Finally, to balance the gameplay, we worked on the diver's movement and how it reacts to the drone/camera movement. This was a huge point of frustration for players in the early game and improved throughout the semester. We tested multiple different versions of movement combinations in QA over the span of multiple weeks to try to lessen the confusion of one player relying on the other to see including the diver's movement being oriented in the direction the drone faces and tank controls. Eventually, we settled on the diver moving independently regardless of the direction the camera faces since testers stated that that was the least disorienting system. For many weeks after, Alex Hubble kept working to improve the movement until the end of the project came.
Once we solved our biggest problems, we continued iterating and fine-tuning them throughout the remainder of the semester. Continuing the iterations, the other designers and I also began to work on the levels.

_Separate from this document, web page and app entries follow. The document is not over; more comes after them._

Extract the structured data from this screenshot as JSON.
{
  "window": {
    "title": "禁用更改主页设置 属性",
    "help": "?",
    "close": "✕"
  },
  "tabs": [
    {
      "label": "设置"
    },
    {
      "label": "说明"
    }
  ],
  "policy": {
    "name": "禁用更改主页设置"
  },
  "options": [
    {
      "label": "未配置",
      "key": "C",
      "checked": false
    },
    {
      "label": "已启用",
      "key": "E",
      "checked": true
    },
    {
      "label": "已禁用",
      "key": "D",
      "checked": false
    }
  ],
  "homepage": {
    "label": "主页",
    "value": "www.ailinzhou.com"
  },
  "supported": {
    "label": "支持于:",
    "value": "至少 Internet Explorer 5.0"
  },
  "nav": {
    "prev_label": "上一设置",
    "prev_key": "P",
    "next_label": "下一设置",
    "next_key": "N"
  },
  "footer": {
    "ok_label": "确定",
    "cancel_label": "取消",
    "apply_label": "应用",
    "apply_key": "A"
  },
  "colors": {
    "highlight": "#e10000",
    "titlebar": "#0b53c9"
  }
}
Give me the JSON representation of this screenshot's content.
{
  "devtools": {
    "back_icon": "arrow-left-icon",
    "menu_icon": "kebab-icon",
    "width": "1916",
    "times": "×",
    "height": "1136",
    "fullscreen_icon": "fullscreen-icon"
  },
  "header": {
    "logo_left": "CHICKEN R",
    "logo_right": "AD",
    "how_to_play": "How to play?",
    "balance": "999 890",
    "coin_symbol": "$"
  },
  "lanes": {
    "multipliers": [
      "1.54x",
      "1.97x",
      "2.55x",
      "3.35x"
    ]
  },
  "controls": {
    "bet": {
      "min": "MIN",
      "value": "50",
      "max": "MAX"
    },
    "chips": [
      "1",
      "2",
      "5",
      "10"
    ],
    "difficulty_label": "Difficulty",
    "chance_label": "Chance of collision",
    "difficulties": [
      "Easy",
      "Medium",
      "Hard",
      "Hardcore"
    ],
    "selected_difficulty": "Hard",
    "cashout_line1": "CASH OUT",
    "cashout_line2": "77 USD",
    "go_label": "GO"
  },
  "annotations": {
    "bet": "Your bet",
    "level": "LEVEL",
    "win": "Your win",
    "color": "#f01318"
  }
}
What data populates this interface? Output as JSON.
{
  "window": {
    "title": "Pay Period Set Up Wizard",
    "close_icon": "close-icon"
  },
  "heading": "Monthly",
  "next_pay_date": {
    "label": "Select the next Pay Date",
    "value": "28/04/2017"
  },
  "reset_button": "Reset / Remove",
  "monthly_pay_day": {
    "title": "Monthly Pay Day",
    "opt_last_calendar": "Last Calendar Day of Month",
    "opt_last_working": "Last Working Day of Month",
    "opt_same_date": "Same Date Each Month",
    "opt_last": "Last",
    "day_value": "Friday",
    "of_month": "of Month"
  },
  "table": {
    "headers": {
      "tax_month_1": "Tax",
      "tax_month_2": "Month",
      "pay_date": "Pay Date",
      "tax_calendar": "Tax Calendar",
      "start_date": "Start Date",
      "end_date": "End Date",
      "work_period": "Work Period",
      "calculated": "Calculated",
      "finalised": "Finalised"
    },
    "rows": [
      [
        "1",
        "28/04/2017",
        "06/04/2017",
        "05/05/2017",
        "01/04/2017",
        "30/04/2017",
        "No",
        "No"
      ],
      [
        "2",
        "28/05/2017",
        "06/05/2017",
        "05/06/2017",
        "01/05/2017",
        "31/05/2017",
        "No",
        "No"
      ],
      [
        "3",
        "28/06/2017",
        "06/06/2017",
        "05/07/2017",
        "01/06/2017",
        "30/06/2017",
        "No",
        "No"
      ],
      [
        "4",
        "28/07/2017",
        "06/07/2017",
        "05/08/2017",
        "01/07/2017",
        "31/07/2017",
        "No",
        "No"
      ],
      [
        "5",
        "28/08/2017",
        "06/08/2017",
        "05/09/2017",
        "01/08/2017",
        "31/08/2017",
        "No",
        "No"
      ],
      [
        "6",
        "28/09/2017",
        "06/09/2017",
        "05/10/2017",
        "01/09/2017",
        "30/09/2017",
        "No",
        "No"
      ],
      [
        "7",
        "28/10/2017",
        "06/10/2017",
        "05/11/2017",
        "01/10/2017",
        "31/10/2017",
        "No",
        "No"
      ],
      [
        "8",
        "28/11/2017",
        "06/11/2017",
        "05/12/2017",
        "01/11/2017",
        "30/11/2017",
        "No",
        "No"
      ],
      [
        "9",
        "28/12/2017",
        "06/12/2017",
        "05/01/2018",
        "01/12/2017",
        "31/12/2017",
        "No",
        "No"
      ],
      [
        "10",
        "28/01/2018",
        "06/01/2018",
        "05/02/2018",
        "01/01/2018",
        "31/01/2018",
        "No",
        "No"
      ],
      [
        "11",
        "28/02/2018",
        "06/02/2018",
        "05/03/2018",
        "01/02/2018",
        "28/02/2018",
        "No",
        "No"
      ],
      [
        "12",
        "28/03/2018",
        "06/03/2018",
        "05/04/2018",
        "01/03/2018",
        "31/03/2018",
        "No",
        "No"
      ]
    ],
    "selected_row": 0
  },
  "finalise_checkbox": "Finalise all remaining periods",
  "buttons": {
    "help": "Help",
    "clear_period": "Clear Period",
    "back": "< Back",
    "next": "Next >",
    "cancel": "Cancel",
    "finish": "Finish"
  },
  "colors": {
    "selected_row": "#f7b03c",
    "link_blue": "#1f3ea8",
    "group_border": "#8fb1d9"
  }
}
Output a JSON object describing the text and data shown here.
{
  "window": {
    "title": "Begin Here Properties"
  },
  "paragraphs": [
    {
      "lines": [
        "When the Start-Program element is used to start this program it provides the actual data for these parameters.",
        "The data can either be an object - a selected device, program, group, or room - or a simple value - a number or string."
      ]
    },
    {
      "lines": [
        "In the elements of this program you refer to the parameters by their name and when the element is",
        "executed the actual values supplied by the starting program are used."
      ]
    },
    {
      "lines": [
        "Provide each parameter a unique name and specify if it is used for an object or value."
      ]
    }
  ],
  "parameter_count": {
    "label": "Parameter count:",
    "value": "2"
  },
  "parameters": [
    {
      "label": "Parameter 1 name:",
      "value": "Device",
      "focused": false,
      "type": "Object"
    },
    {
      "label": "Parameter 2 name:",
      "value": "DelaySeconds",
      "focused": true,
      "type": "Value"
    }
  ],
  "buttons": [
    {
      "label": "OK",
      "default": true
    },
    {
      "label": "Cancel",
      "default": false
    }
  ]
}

Near the end of our semester of development, we were able to attend two different events featuring student and indie games: Champlain Games Festival and the RPI Gamesfest. At each event, we were able to show our game off and see real players experience and enjoy it. It was stressful at first having the game played in a less controlled environment than in QA sessions, but it was the first time that complete strangers played a game that I made. To see them spend sometimes an hour standing and playing and enjoying the game was a rewarding experience, knowing that I had a hand in making it. Showing Gaze of the Abyss at the game festivals makes me even more excited to create a game on a larger scale that thousands of more players can enjoy.